General Motors Corp. has awarded two contracts to companies that will help speed up development of its plug-in electric car called the Chevrolet Volt, GM Chairman Rick Wagoner said Tuesday.
Wagoner, speaking Tuesday at the company’s annual shareholders meeting, also said GM would introduce four new hybrid models this year.
A company spokesman said the four new hybrids, all previously announced, are the two-mode gas-electric systems in the Chevrolet Tahoe and GMC Yukon large sport utility vehicles, and hybrid systems for the Saturn Aura and new Chevrolet Malibu sedans.
The contracts to design and test lithium-ion batteries went to Michigan-based Compact Power Inc. and to Continental Automotive systems, Wagoner said.
“Given the huge potential that the Volt and its E-flex system offers to lower oil consumption, lower oil imports and reduce carbon gas emissions, this is for sure a top priority program for GM,” said Wagoner, who added that the company is trying to produce the Volt as soon as it can.
The Volt, unveiled in January at the Detroit auto show, has a battery-powered electric motor that can run the car for up to 40 city miles on a single charge. Beyond that, a gasoline-powered, one-liter, three-cylinder engine can generate electricity to replenish the battery, giving the car a range of up to 640 miles, GM said.
The battery system can be plugged into a home outlet for recharging, and the gasoline engine can recharge the batteries while it is moving.
GM’s announcement came as Honda Motor Co., Japan’s second biggest automaker, said it will discontinue the hybrid version of its Accord sedans, conceding Toyota Motor Corp.’s dominance with the hit Prius hybrid.
Honda said Tuesday it will continue to make gas-and-electric models of its Civic sedan, but stop offering the hybrid Accord with the new model expected to go on sale later this year, company spokesman Yoshiyuki Kuroda said in Tokyo.
The Accord hybrid, which is sold only in North America, sold just 25,000 since going on sale in 2004, and just 6,100 last year.
Toyota’s Prius hybrid is the market leader, with 729,800 units sold since December 1997.
Wagoner also said during his opening remarks that the company’s turnaround plan is working, but some shareholders were not convinced.
John Lauve of Holly, Mich., said time is running out for the company to turn things around.
“The board has not demanded the necessary changes now,” he said, pointing out that GM has lost 10 percentage points of market share in the past 10 years.
“This is a crisis. What would Toyota do?” Lauve asked. “It’s very simple. They would not have allowed this to happen.”

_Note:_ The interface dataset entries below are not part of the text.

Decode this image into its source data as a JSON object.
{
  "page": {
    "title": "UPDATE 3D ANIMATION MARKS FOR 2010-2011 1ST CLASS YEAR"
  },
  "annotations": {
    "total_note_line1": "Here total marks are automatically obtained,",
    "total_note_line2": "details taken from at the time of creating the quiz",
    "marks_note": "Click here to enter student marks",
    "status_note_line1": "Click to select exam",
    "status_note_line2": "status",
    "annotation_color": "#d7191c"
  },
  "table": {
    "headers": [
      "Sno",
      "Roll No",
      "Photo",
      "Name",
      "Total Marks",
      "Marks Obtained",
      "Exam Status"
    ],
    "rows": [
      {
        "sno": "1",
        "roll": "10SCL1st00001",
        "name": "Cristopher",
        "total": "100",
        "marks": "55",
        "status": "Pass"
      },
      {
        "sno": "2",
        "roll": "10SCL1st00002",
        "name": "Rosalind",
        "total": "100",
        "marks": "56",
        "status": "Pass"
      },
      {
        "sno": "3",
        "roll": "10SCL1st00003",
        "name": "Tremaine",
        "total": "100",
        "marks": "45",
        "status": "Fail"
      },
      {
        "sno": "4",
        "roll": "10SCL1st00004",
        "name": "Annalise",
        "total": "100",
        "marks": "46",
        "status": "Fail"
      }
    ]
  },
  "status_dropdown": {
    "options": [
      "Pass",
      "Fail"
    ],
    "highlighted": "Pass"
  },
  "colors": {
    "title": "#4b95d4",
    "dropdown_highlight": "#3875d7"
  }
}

GM has cut more than $7 billion in annual costs, shed more than 34,000 hourly workers and rolled out more than 20 new models since November 2005 in an effort to regain sales lost to Asian competitors.
Although it made a $62 million net profit in the first quarter, the company still lost an adjusted $85 million on its North American operations. Last year it lost $2 billion, a vast improvement over a restated loss of $10.4 billion in 2005.
GM shareholders voted down a series of stockholder initiatives, including a bylaws change proposed by the Community of the Sisters of St. Dominic of Caldwell, N.J., that the company set goals to reduce greenhouse gas emissions and improve fuel efficiency.
Proponents argued that GM needs to set the goals to show investors that it is serious about curbing global warming, and that it needs to produce more fuel-efficient vehicles to survive as a company and stem its market share loss.
Just less than 26 percent of the voters were in favor of the proposal, which GM said was unnecessary because it has been working diligently to reduce emissions and improve fuel economy.
During questioning by shareholders, Wagoner confirmed that the company is entertaining the possibility of restructuring and selling its medium-duty truck business. Its Allison Transmission division also is up for sale, he said. The company has said it is selling Allison to strengthen its liquidity.
Other shareholder initiatives voted down were measures preventing board members from serving on more than two other boards of publicly traded companies; requiring a detailed reporting of political contributions made by the company; allowing shareholders with 10 percent or more of GM stock to call a special shareholders’ meeting; creating a policy that 75 percent of future stock compensation given to senior executives be performance-based; and requiring executives to repay bonuses if the company later determines through an earnings restatement or other means that they did not reach their performance goals.